The Bert Cooper

The senior senior partner of Sterling Cooper Draper Pryce may be the only redeeming pastoral type from the show. He has seen hard-won success but isn't content to coast; he looks to the future. A pragmatist in the best sense of the word, he won't allow his personal feelings to get in the way of doing what's best for the company (as when he okayed the agency's dealings with a Japanese automaker over Roger Sterling's vehemence). The Bert Cooper is a pastor equal parts entrepreneur, folksy father figure, and "Art of War" chess master. He's also flexible, content, and even-keeled.

We need more Bert Coopers, probably.

Thank you for indulging me this throwaway post.


Bill Kinnon said...

Actually, I like this post rather a lot.

ed cyzewski said...

Clever post. A very interesting read. HT to Bill for the Twitter link to here.

Having said that, I'm deeply worried that our pastoral types match up so well... Yikes!

chuckazooloo said...

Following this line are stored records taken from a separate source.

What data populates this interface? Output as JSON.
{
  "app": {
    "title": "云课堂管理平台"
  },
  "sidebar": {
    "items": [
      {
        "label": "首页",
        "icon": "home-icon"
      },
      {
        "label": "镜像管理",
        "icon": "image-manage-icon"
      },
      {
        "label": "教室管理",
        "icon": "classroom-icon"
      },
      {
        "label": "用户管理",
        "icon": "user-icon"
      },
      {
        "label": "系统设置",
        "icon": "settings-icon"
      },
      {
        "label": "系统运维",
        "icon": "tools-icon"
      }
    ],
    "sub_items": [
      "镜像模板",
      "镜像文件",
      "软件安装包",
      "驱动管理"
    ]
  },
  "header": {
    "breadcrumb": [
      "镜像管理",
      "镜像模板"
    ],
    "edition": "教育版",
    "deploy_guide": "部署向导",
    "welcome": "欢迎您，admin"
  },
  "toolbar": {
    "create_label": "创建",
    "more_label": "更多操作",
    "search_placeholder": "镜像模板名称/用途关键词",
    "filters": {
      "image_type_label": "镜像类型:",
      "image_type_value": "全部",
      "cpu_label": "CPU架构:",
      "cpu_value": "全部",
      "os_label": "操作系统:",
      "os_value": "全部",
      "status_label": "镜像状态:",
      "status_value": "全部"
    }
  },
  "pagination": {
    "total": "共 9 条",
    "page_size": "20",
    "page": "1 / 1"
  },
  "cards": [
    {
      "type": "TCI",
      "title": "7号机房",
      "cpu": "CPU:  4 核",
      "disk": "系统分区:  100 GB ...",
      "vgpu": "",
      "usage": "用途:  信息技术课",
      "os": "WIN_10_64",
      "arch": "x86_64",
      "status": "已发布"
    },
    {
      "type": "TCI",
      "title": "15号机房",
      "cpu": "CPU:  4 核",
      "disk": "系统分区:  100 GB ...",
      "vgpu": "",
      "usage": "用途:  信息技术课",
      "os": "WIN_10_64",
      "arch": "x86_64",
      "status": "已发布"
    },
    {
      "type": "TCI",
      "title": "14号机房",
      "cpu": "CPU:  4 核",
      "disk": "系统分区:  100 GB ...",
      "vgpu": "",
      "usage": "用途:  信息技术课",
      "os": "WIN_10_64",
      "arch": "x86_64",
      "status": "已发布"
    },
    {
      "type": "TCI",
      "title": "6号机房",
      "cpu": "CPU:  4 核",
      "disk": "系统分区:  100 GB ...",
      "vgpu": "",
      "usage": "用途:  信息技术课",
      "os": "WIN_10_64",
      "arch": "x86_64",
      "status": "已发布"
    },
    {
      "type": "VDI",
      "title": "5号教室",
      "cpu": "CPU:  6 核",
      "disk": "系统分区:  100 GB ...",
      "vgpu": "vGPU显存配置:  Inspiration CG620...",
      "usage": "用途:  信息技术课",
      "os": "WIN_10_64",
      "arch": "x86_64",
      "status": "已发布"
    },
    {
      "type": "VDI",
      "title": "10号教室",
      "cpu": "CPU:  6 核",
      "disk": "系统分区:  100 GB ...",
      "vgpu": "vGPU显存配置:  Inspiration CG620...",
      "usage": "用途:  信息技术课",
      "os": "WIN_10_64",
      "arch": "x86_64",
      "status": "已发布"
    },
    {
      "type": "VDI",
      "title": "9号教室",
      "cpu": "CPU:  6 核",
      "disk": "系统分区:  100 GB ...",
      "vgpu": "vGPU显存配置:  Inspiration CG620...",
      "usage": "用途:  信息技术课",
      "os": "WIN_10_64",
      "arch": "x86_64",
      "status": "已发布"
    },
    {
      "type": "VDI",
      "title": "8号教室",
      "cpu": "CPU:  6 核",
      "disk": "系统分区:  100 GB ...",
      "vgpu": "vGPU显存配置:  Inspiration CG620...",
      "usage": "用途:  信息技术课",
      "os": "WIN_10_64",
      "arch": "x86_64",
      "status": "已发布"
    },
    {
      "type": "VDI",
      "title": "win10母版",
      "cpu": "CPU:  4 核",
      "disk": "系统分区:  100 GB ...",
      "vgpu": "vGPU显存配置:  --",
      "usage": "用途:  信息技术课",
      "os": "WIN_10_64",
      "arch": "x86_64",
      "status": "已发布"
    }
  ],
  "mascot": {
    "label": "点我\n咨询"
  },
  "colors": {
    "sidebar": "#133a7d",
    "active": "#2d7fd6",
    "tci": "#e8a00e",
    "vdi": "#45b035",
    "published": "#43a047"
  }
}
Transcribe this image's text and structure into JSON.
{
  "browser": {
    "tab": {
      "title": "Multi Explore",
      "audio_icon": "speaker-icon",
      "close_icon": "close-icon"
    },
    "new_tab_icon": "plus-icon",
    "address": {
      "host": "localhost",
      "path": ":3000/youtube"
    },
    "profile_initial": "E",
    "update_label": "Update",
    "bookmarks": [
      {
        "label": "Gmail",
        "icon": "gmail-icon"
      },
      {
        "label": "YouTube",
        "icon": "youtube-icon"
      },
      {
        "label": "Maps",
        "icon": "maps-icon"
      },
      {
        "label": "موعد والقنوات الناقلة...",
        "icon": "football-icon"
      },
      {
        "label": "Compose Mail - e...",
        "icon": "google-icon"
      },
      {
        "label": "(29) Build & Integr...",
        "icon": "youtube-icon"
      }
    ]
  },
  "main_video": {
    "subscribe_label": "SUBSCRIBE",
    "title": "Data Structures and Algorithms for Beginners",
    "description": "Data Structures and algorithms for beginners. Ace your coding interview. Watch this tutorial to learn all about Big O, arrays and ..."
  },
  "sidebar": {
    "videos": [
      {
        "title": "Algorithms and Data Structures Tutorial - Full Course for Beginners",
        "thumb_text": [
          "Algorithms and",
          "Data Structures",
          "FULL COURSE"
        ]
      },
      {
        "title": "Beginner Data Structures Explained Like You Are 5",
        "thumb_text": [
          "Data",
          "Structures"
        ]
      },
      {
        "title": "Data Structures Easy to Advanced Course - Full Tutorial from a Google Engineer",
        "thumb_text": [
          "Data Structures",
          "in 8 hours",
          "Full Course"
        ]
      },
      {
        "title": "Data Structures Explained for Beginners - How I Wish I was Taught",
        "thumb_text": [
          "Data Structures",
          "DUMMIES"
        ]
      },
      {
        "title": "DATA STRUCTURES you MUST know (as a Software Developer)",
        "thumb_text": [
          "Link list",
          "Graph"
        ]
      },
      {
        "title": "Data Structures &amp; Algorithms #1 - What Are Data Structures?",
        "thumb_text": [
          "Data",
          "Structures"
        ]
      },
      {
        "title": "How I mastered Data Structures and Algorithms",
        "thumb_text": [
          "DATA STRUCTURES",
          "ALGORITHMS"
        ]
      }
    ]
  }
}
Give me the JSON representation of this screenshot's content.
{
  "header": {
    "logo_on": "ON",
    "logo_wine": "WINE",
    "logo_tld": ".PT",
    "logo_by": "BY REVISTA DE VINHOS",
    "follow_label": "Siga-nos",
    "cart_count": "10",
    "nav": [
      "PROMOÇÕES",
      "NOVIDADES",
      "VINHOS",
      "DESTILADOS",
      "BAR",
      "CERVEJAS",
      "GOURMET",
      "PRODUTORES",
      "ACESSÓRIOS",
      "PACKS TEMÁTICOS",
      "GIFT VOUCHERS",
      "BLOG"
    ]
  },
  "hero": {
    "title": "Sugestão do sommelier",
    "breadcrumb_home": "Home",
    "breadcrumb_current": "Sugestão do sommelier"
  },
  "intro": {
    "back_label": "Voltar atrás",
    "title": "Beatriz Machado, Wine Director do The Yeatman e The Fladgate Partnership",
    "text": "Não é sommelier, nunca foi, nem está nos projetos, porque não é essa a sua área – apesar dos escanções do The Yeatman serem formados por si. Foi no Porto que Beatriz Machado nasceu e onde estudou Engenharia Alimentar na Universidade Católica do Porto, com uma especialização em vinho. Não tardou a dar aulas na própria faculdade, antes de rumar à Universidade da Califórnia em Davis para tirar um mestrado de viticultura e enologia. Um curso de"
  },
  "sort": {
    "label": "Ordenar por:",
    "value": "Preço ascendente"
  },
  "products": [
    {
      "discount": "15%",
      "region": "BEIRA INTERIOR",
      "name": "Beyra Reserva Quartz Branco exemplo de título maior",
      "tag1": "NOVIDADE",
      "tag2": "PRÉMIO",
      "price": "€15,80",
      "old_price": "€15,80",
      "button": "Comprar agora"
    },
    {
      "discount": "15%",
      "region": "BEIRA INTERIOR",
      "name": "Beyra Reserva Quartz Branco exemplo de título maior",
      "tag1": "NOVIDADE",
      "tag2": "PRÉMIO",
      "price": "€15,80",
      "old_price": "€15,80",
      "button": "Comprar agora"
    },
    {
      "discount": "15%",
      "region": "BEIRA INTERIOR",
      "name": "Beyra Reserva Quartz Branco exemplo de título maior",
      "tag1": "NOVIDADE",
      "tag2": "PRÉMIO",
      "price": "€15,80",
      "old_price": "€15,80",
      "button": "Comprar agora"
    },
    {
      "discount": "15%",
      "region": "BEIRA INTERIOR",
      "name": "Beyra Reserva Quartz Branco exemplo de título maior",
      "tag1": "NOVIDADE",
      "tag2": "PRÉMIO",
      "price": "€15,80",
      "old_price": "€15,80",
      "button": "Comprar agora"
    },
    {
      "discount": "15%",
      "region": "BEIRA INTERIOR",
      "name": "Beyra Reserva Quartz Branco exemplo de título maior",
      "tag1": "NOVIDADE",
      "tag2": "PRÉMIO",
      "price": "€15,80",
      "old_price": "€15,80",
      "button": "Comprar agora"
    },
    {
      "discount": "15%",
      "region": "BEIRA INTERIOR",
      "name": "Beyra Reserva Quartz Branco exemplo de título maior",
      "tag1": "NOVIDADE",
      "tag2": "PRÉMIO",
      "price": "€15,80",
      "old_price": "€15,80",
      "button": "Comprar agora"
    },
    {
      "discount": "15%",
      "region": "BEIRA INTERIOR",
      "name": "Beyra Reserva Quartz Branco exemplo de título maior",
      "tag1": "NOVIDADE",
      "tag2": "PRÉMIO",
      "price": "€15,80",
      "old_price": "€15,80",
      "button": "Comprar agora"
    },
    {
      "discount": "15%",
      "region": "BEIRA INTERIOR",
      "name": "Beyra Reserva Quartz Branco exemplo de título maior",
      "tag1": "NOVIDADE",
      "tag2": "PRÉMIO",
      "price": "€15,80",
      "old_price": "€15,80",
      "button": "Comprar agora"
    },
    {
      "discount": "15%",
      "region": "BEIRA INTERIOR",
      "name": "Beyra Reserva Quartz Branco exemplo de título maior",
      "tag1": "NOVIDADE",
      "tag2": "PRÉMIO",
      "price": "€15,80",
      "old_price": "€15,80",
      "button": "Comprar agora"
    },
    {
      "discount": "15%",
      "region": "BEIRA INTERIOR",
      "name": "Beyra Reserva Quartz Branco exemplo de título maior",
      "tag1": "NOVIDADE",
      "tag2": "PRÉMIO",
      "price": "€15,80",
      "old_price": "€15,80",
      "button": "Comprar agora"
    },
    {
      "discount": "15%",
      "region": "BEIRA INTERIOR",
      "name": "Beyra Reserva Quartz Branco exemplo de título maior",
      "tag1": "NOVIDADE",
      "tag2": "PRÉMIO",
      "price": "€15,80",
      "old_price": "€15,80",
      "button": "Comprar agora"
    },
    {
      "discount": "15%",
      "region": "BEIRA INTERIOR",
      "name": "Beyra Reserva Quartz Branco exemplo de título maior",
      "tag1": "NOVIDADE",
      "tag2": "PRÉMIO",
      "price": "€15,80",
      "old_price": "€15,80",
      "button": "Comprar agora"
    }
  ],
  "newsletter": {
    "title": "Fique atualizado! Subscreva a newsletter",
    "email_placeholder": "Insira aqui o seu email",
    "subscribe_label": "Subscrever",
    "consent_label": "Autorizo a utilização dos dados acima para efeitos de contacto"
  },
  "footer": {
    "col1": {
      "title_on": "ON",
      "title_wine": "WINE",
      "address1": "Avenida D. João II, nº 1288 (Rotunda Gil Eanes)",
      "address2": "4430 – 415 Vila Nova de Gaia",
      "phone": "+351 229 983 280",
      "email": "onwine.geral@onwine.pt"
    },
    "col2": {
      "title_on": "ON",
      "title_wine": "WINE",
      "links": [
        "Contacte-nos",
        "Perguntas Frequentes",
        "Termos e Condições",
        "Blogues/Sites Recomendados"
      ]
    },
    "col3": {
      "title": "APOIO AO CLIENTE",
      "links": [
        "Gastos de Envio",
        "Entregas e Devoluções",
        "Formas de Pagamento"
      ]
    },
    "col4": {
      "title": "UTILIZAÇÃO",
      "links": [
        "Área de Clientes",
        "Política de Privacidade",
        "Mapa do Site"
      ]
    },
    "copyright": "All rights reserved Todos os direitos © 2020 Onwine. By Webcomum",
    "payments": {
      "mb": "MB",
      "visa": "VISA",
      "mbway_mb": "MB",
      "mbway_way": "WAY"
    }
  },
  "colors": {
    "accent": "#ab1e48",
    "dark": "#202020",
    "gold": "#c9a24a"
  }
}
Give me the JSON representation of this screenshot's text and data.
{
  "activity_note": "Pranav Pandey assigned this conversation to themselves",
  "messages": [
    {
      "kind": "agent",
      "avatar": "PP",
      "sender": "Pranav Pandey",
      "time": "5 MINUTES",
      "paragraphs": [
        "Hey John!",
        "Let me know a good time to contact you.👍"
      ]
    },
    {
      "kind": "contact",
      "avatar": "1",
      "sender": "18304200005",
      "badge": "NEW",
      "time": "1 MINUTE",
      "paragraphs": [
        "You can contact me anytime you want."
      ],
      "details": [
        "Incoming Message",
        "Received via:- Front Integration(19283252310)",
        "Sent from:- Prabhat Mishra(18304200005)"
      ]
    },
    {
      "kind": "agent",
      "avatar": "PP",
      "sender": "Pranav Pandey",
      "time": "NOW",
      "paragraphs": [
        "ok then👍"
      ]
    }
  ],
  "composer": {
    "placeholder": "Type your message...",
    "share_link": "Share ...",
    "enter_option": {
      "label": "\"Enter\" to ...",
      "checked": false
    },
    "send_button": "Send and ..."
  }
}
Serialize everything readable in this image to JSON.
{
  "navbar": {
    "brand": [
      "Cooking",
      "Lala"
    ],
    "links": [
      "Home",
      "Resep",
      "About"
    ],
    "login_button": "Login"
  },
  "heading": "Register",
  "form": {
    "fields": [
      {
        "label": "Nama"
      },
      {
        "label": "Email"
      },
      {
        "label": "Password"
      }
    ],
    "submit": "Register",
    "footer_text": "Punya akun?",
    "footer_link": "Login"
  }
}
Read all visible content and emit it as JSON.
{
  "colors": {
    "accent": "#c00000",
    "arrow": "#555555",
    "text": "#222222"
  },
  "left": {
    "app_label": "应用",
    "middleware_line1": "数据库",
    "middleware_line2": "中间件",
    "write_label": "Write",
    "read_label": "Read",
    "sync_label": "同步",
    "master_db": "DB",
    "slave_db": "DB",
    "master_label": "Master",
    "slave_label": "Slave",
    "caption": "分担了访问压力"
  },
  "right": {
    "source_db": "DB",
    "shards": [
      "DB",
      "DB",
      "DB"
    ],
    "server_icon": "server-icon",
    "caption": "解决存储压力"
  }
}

as a huge fan of the show, that might be one of the best posts i've ever read about archetypes. the sad thing is, i personally know every pastor on that list. and have worked with Roger and Pete.

Pete Scribner said...

I tried watching the show. I really did. It stars John Hamm who currently is the toast of my alma mater (Mizzou-RAH!) and all the cool kids like it. I guess my efforts just confirmed what I already knew: I'm not one of the cool kids.

That being said, I'm tempted to go back and try it out again, watching it through your "Mad Ministers" lens. Frankly, even if I still don't like the show, the fact that it gave me a frame of reference for your post made it well worth the time I spent on it.

Great post, Jared. And indeed, we need more Bert Coopers.